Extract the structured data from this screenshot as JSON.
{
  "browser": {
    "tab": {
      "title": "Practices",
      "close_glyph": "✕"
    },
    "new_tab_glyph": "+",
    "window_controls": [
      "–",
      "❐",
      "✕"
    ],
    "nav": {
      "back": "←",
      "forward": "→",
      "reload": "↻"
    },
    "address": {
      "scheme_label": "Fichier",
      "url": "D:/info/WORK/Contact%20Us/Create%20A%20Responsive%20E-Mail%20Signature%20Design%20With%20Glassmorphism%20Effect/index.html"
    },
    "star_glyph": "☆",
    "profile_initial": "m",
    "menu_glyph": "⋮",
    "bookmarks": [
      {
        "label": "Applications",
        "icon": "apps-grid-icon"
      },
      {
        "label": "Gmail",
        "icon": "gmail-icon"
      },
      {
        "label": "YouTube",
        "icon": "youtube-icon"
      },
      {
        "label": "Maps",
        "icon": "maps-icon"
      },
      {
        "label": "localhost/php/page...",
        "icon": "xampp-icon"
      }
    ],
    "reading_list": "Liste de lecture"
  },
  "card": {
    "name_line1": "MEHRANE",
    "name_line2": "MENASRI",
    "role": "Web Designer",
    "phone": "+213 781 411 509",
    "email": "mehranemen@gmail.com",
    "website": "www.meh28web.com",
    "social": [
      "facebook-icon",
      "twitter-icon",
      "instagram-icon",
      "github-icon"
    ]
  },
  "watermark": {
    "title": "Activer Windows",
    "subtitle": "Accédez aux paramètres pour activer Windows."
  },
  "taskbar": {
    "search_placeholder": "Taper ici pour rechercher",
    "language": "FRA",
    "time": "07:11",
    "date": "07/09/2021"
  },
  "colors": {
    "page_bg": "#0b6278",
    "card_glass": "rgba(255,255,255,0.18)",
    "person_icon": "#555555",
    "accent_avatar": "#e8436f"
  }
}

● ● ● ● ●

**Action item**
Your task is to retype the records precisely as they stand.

**Task response**
Extract the structured data from this screenshot as JSON.
{
  "browser": {
    "tab": {
      "title": "Practices",
      "close_glyph": "✕"
    },
    "new_tab_glyph": "+",
    "window_controls": [
      "–",
      "❐",
      "✕"
    ],
    "nav": {
      "back": "←",
      "forward": "→",
      "reload": "↻"
    },
    "address": {
      "scheme_label": "Fichier",
      "url": "D:/info/WORK/Contact%20Us/Create%20A%20Responsive%20E-Mail%20Signature%20Design%20With%20Glassmorphism%20Effect/index.html"
    },
    "star_glyph": "☆",
    "profile_initial": "m",
    "menu_glyph": "⋮",
    "bookmarks": [
      {
        "label": "Applications",
        "icon": "apps-grid-icon"
      },
      {
        "label": "Gmail",
        "icon": "gmail-icon"
      },
      {
        "label": "YouTube",
        "icon": "youtube-icon"
      },
      {
        "label": "Maps",
        "icon": "maps-icon"
      },
      {
        "label": "localhost/php/page...",
        "icon": "xampp-icon"
      }
    ],
    "reading_list": "Liste de lecture"
  },
  "card": {
    "name_line1": "MEHRANE",
    "name_line2": "MENASRI",
    "role": "Web Designer",
    "phone": "+213 781 411 509",
    "email": "mehranemen@gmail.com",
    "website": "www.meh28web.com",
    "social": [
      "facebook-icon",
      "twitter-icon",
      "instagram-icon",
      "github-icon"
    ]
  },
  "watermark": {
    "title": "Activer Windows",
    "subtitle": "Accédez aux paramètres pour activer Windows."
  },
  "taskbar": {
    "search_placeholder": "Taper ici pour rechercher",
    "language": "FRA",
    "time": "07:11",
    "date": "07/09/2021"
  },
  "colors": {
    "page_bg": "#0b6278",
    "card_glass": "rgba(255,255,255,0.18)",
    "person_icon": "#555555",
    "accent_avatar": "#e8436f"
  }
}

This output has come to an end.